Make sure to switch legs and alternate for an equal number of rounds per side.
Seated figure four
The most discreet of them all, you could perform this stretch at your work desk in the office, at church, or anywhere you can plant your butt down in a seat. This one is great if you don’t want to get down on the floor and it’s how many of us sit anyway.
Seated figure four emphasizes the stretch in your piriformis muscle, which slips through the butt and wraps around to the top of the thigh, where it assists in lower body actions.
To do it:
- Sit at the edge of any seat where you can keep both feet flat on the floor.
- Lift your right foot and place it on top of the left thigh in a gentlemen’s sitting pose.
- Gently press down onto the right knee and slowly lean your upper body forward to accentuate the stretch in your buttocks.
- Then you can rest and repeat a few more times, and make sure to switch legs to target the other side afterwards.
Here’s a brief clip showing this seated stretch.
How often should I perform the lying glute stretch?
If you’ve determined that you have tight glutes and it’s affecting your daily living, you may need to get on a more strenuous stretching regime. But if you can generally move around, and perform activities without pain or limited movement, less is needed. However, we still recommend stretching a minimum three days per week for two to three rounds.

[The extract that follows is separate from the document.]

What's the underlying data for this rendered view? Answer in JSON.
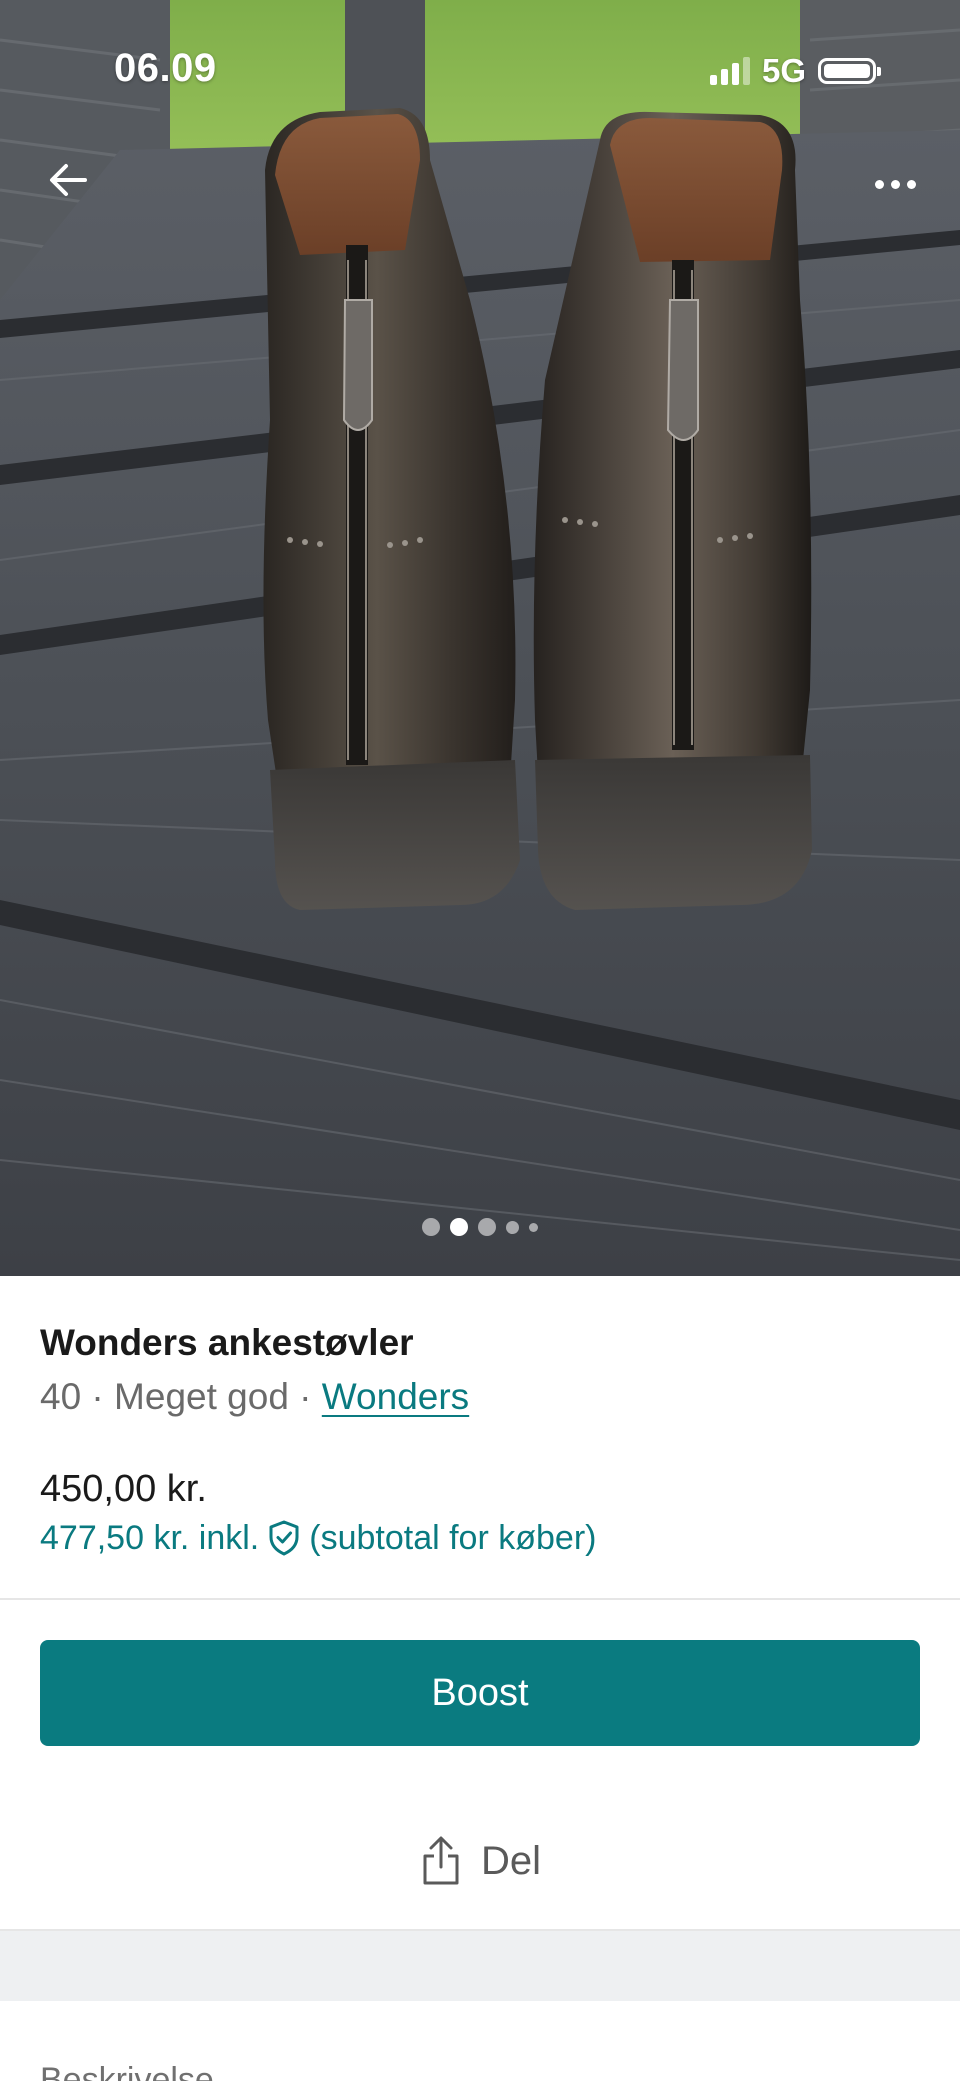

My glutes are really tight and affecting my day to day activities, what should I do?
Ideally, if possible, and if you’re not able to pinpoint the root cause of persistent tightness in your glutes, we recommend seeking a professional diagnosis from a qualified health professional who can help diagnose and remedy chronically tight glutes muscles.
They may prescribe a more advanced stretching routine for you, such as proprioceptive neuromuscular facilitation (PNF) stretching, a method that expedites the process by pushing your muscles hard, causing the body to activate a protective reflex that prevents overstretching (1).
Who should not do the lying glute stretch?
If you have bad knees or hips, the lying glute stretch could be difficult or painful. You’ll need to determine if you have adequate flexibility and healthy enough joints to perform this stretch safely an comfortably.
The lying glute stretch is a sure fire way to ward off potential physical limitations of tight posterior hips. Being the largest human muscle that delivers the highest force per contraction to answer our constant demands, we keep asking yet give so little back.
Whether you’re super active, work from your butt, or are getting up there in age, stretching is one of the core good habits to maintain body health. Don’t wait until you’re thrown out of alignment or suffer an injury or pulled muscles to start doing more of it.
So if you’re going to start stretching anything, the central complex separating your upper and lower body is a really good place to start.
- Page P. Current concepts in muscle stretching for exercise and rehabilitation. Int J Sports Phys Ther. 2012 Feb;7(1):109-19. PMID: 22319684; PMCID: PMC3273886.
- Schoenfeld BJ, Grgic J. Effects of range of motion on muscle development during resistance training interventions: A systematic review. SAGE Open Med. 2020 Jan 21;8:2050312120901559. doi: 10.1177/2050312120901559. PMID: 32030125; PMCID: PMC6977096.